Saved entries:
Content starts

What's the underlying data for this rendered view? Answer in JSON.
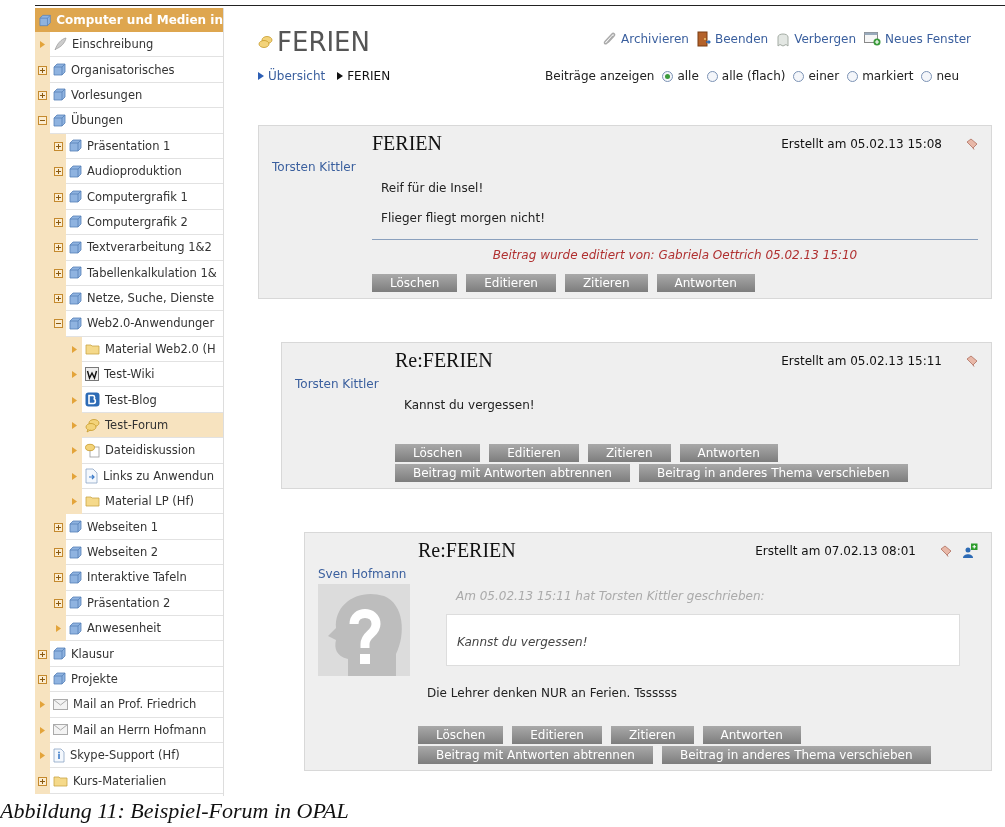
{
  "sidebar": {
    "title": "Computer und Medien in",
    "items": [
      {
        "label": "Einschreibung",
        "kind": "enrollment",
        "expandable": false,
        "selected": false
      },
      {
        "label": "Organisatorisches",
        "kind": "node",
        "expandable": true,
        "expanded": false,
        "selected": false
      },
      {
        "label": "Vorlesungen",
        "kind": "node",
        "expandable": true,
        "expanded": false,
        "selected": false
      },
      {
        "label": "Übungen",
        "kind": "node",
        "expandable": true,
        "expanded": true,
        "selected": false,
        "children": [
          {
            "label": "Präsentation 1",
            "kind": "node",
            "expandable": true,
            "expanded": false,
            "selected": false
          },
          {
            "label": "Audioproduktion",
            "kind": "node",
            "expandable": true,
            "expanded": false,
            "selected": false
          },
          {
            "label": "Computergrafik 1",
            "kind": "node",
            "expandable": true,
            "expanded": false,
            "selected": false
          },
          {
            "label": "Computergrafik 2",
            "kind": "node",
            "expandable": true,
            "expanded": false,
            "selected": false
          },
          {
            "label": "Textverarbeitung 1&2",
            "kind": "node",
            "expandable": true,
            "expanded": false,
            "selected": false
          },
          {
            "label": "Tabellenkalkulation 1&",
            "kind": "node",
            "expandable": true,
            "expanded": false,
            "selected": false
          },
          {
            "label": "Netze, Suche, Dienste",
            "kind": "node",
            "expandable": true,
            "expanded": false,
            "selected": false
          },
          {
            "label": "Web2.0-Anwendunger",
            "kind": "node",
            "expandable": true,
            "expanded": true,
            "selected": false,
            "children": [
              {
                "label": "Material Web2.0 (H",
                "kind": "folder",
                "expandable": false,
                "selected": false
              },
              {
                "label": "Test-Wiki",
                "kind": "wiki",
                "expandable": false,
                "selected": false
              },
              {
                "label": "Test-Blog",
                "kind": "blog",
                "expandable": false,
                "selected": false
              },
              {
                "label": "Test-Forum",
                "kind": "forum",
                "expandable": false,
                "selected": true
              },
              {
                "label": "Dateidiskussion",
                "kind": "discussion",
                "expandable": false,
                "selected": false
              },
              {
                "label": "Links zu Anwendun",
                "kind": "link",
                "expandable": false,
                "selected": false
              },
              {
                "label": "Material LP (Hf)",
                "kind": "folder",
                "expandable": false,
                "selected": false
              }
            ]
          },
          {
            "label": "Webseiten 1",
            "kind": "node",
            "expandable": true,
            "expanded": false,
            "selected": false
          },
          {
            "label": "Webseiten 2",
            "kind": "node",
            "expandable": true,
            "expanded": false,
            "selected": false
          },
          {
            "label": "Interaktive Tafeln",
            "kind": "node",
            "expandable": true,
            "expanded": false,
            "selected": false
          },
          {
            "label": "Präsentation 2",
            "kind": "node",
            "expandable": true,
            "expanded": false,
            "selected": false
          },
          {
            "label": "Anwesenheit",
            "kind": "node",
            "expandable": false,
            "selected": false
          }
        ]
      },
      {
        "label": "Klausur",
        "kind": "node",
        "expandable": true,
        "expanded": false,
        "selected": false
      },
      {
        "label": "Projekte",
        "kind": "node",
        "expandable": true,
        "expanded": false,
        "selected": false
      },
      {
        "label": "Mail an Prof. Friedrich",
        "kind": "mail",
        "expandable": false,
        "selected": false
      },
      {
        "label": "Mail an Herrn Hofmann",
        "kind": "mail",
        "expandable": false,
        "selected": false
      },
      {
        "label": "Skype-Support (Hf)",
        "kind": "info",
        "expandable": false,
        "selected": false
      },
      {
        "label": "Kurs-Materialien",
        "kind": "folder",
        "expandable": true,
        "expanded": false,
        "selected": false
      }
    ]
  },
  "page": {
    "title": "FERIEN",
    "actions": [
      {
        "kind": "archive",
        "label": "Archivieren"
      },
      {
        "kind": "exit",
        "label": "Beenden"
      },
      {
        "kind": "hide",
        "label": "Verbergen"
      },
      {
        "kind": "new-window",
        "label": "Neues Fenster"
      }
    ],
    "breadcrumb": [
      {
        "label": "Übersicht",
        "selected": false
      },
      {
        "label": "FERIEN",
        "selected": true
      }
    ],
    "view_filter": {
      "label": "Beiträge anzeigen",
      "options": [
        {
          "label": "alle",
          "selected": true
        },
        {
          "label": "alle (flach)",
          "selected": false
        },
        {
          "label": "einer",
          "selected": false
        },
        {
          "label": "markiert",
          "selected": false
        },
        {
          "label": "neu",
          "selected": false
        }
      ]
    }
  },
  "posts": [
    {
      "title": "FERIEN",
      "date": "Erstellt am 05.02.13 15:08",
      "icons": [
        {
          "kind": "tag"
        }
      ],
      "author": "Torsten Kittler",
      "avatar": false,
      "body": [
        "Reif für die Insel!",
        "Flieger fliegt morgen nicht!"
      ],
      "edit_note": "Beitrag wurde editiert von: Gabriela Oettrich 05.02.13 15:10",
      "buttons": [
        [
          "Löschen",
          "Editieren",
          "Zitieren",
          "Antworten"
        ]
      ],
      "children": [
        {
          "title": "Re:FERIEN",
          "date": "Erstellt am 05.02.13 15:11",
          "icons": [
            {
              "kind": "tag"
            }
          ],
          "author": "Torsten Kittler",
          "avatar": false,
          "body": [
            "Kannst du vergessen!"
          ],
          "buttons": [
            [
              "Löschen",
              "Editieren",
              "Zitieren",
              "Antworten"
            ],
            [
              "Beitrag mit Antworten abtrennen",
              "Beitrag in anderes Thema verschieben"
            ]
          ],
          "children": [
            {
              "title": "Re:FERIEN",
              "date": "Erstellt am 07.02.13 08:01",
              "icons": [
                {
                  "kind": "tag"
                },
                {
                  "kind": "add-user"
                }
              ],
              "author": "Sven Hofmann",
              "avatar": true,
              "quote": {
                "header": "Am 05.02.13 15:11 hat Torsten Kittler geschrieben:",
                "text": "Kannst du vergessen!"
              },
              "body": [
                "Die Lehrer denken NUR an Ferien. Tssssss"
              ],
              "buttons": [
                [
                  "Löschen",
                  "Editieren",
                  "Zitieren",
                  "Antworten"
                ],
                [
                  "Beitrag mit Antworten abtrennen",
                  "Beitrag in anderes Thema verschieben"
                ]
              ]
            }
          ]
        }
      ]
    }
  ],
  "caption": "Abbildung 11: Beispiel-Forum in OPAL"
}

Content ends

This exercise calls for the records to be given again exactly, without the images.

> **Completed exercise**:
What's the underlying data for this rendered view? Answer in JSON.
{
  "sidebar": {
    "title": "Computer und Medien in",
    "items": [
      {
        "label": "Einschreibung",
        "kind": "enrollment",
        "expandable": false,
        "selected": false
      },
      {
        "label": "Organisatorisches",
        "kind": "node",
        "expandable": true,
        "expanded": false,
        "selected": false
      },
      {
        "label": "Vorlesungen",
        "kind": "node",
        "expandable": true,
        "expanded": false,
        "selected": false
      },
      {
        "label": "Übungen",
        "kind": "node",
        "expandable": true,
        "expanded": true,
        "selected": false,
        "children": [
          {
            "label": "Präsentation 1",
            "kind": "node",
            "expandable": true,
            "expanded": false,
            "selected": false
          },
          {
            "label": "Audioproduktion",
            "kind": "node",
            "expandable": true,
            "expanded": false,
            "selected": false
          },
          {
            "label": "Computergrafik 1",
            "kind": "node",
            "expandable": true,
            "expanded": false,
            "selected": false
          },
          {
            "label": "Computergrafik 2",
            "kind": "node",
            "expandable": true,
            "expanded": false,
            "selected": false
          },
          {
            "label": "Textverarbeitung 1&2",
            "kind": "node",
            "expandable": true,
            "expanded": false,
            "selected": false
          },
          {
            "label": "Tabellenkalkulation 1&",
            "kind": "node",
            "expandable": true,
            "expanded": false,
            "selected": false
          },
          {
            "label": "Netze, Suche, Dienste",
            "kind": "node",
            "expandable": true,
            "expanded": false,
            "selected": false
          },
          {
            "label": "Web2.0-Anwendunger",
            "kind": "node",
            "expandable": true,
            "expanded": true,
            "selected": false,
            "children": [
              {
                "label": "Material Web2.0 (H",
                "kind": "folder",
                "expandable": false,
                "selected": false
              },
              {
                "label": "Test-Wiki",
                "kind": "wiki",
                "expandable": false,
                "selected": false
              },
              {
                "label": "Test-Blog",
                "kind": "blog",
                "expandable": false,
                "selected": false
              },
              {
                "label": "Test-Forum",
                "kind": "forum",
                "expandable": false,
                "selected": true
              },
              {
                "label": "Dateidiskussion",
                "kind": "discussion",
                "expandable": false,
                "selected": false
              },
              {
                "label": "Links zu Anwendun",
                "kind": "link",
                "expandable": false,
                "selected": false
              },
              {
                "label": "Material LP (Hf)",
                "kind": "folder",
                "expandable": false,
                "selected": false
              }
            ]
          },
          {
            "label": "Webseiten 1",
            "kind": "node",
            "expandable": true,
            "expanded": false,
            "selected": false
          },
          {
            "label": "Webseiten 2",
            "kind": "node",
            "expandable": true,
            "expanded": false,
            "selected": false
          },
          {
            "label": "Interaktive Tafeln",
            "kind": "node",
            "expandable": true,
            "expanded": false,
            "selected": false
          },
          {
            "label": "Präsentation 2",
            "kind": "node",
            "expandable": true,
            "expanded": false,
            "selected": false
          },
          {
            "label": "Anwesenheit",
            "kind": "node",
            "expandable": false,
            "selected": false
          }
        ]
      },
      {
        "label": "Klausur",
        "kind": "node",
        "expandable": true,
        "expanded": false,
        "selected": false
      },
      {
        "label": "Projekte",
        "kind": "node",
        "expandable": true,
        "expanded": false,
        "selected": false
      },
      {
        "label": "Mail an Prof. Friedrich",
        "kind": "mail",
        "expandable": false,
        "selected": false
      },
      {
        "label": "Mail an Herrn Hofmann",
        "kind": "mail",
        "expandable": false,
        "selected": false
      },
      {
        "label": "Skype-Support (Hf)",
        "kind": "info",
        "expandable": false,
        "selected": false
      },
      {
        "label": "Kurs-Materialien",
        "kind": "folder",
        "expandable": true,
        "expanded": false,
        "selected": false
      }
    ]
  },
  "page": {
    "title": "FERIEN",
    "actions": [
      {
        "kind": "archive",
        "label": "Archivieren"
      },
      {
        "kind": "exit",
        "label": "Beenden"
      },
      {
        "kind": "hide",
        "label": "Verbergen"
      },
      {
        "kind": "new-window",
        "label": "Neues Fenster"
      }
    ],
    "breadcrumb": [
      {
        "label": "Übersicht",
        "selected": false
      },
      {
        "label": "FERIEN",
        "selected": true
      }
    ],
    "view_filter": {
      "label": "Beiträge anzeigen",
      "options": [
        {
          "label": "alle",
          "selected": true
        },
        {
          "label": "alle (flach)",
          "selected": false
        },
        {
          "label": "einer",
          "selected": false
        },
        {
          "label": "markiert",
          "selected": false
        },
        {
          "label": "neu",
          "selected": false
        }
      ]
    }
  },
  "posts": [
    {
      "title": "FERIEN",
      "date": "Erstellt am 05.02.13 15:08",
      "icons": [
        {
          "kind": "tag"
        }
      ],
      "author": "Torsten Kittler",
      "avatar": false,
      "body": [
        "Reif für die Insel!",
        "Flieger fliegt morgen nicht!"
      ],
      "edit_note": "Beitrag wurde editiert von: Gabriela Oettrich 05.02.13 15:10",
      "buttons": [
        [
          "Löschen",
          "Editieren",
          "Zitieren",
          "Antworten"
        ]
      ],
      "children": [
        {
          "title": "Re:FERIEN",
          "date": "Erstellt am 05.02.13 15:11",
          "icons": [
            {
              "kind": "tag"
            }
          ],
          "author": "Torsten Kittler",
          "avatar": false,
          "body": [
            "Kannst du vergessen!"
          ],
          "buttons": [
            [
              "Löschen",
              "Editieren",
              "Zitieren",
              "Antworten"
            ],
            [
              "Beitrag mit Antworten abtrennen",
              "Beitrag in anderes Thema verschieben"
            ]
          ],
          "children": [
            {
              "title": "Re:FERIEN",
              "date": "Erstellt am 07.02.13 08:01",
              "icons": [
                {
                  "kind": "tag"
                },
                {
                  "kind": "add-user"
                }
              ],
              "author": "Sven Hofmann",
              "avatar": true,
              "quote": {
                "header": "Am 05.02.13 15:11 hat Torsten Kittler geschrieben:",
                "text": "Kannst du vergessen!"
              },
              "body": [
                "Die Lehrer denken NUR an Ferien. Tssssss"
              ],
              "buttons": [
                [
                  "Löschen",
                  "Editieren",
                  "Zitieren",
                  "Antworten"
                ],
                [
                  "Beitrag mit Antworten abtrennen",
                  "Beitrag in anderes Thema verschieben"
                ]
              ]
            }
          ]
        }
      ]
    }
  ],
  "caption": "Abbildung 11: Beispiel-Forum in OPAL"
}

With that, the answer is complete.